Anxiety can be overwhelming, impacting us in every way imaginable – physically, emotionally, cognitively, and socially. It can range from mild to debilitating, and no matter to what degree we experience anxiety, it affects the quality of our lives. Happily, there are many things that can be done to treat anxiety. One way is through anxiety medication (but medication is not for everyone). There are so many different types of anxiety medication available; though, just contemplating whether or not to try antianxiety medication can itself be anxiety-provoking (list of anxiety medications). It's an individual decision that can only be made with a doctor. Here are some important things to consider as you talk to your doctor about anxiety medication.
Over the past few months, I have been experiencing more anxiety and panic attacks than I have been used to. Many people take anxiety medication to control anxiety and I am no exception. Before I was medicated, the anxiety was unbearable and uncontrollable. Many years ago, I worked with my doctor to gain as much control over anxiety as possible. Prescribing medicine, whether for physical or mental illness, is not an exact science. The medicine that provides relief for one person may not provide relief for another. Even when two people are on the same medication, they may be on different doses or need to take them at different times of the day.
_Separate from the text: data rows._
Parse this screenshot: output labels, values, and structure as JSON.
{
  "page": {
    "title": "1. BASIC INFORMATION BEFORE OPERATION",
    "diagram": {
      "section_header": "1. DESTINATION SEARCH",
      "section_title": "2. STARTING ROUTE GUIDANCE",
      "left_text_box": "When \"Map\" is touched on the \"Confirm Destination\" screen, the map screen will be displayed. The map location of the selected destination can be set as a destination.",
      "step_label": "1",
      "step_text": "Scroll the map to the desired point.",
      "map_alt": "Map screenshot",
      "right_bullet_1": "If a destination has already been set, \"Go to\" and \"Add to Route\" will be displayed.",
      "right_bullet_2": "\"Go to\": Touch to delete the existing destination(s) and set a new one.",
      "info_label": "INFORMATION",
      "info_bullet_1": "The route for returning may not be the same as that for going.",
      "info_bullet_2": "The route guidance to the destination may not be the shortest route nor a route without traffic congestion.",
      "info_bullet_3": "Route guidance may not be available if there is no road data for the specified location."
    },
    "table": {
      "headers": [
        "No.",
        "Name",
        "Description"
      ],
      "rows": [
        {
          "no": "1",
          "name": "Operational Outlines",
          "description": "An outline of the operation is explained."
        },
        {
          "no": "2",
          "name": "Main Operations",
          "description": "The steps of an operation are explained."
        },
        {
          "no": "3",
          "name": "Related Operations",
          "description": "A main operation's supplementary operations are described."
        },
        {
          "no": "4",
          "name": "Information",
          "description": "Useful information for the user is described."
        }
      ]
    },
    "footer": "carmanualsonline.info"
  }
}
When I am having a panic attack, I have a medication I take to help me calm down. I carry these prescribed pills with me and keep a supply in my house and car. I only take this medication when I am positive a panic attack is occurring. It is an acute treatment, not a daily regimen. As you’d expect, the panic and anxiety medication has side effects.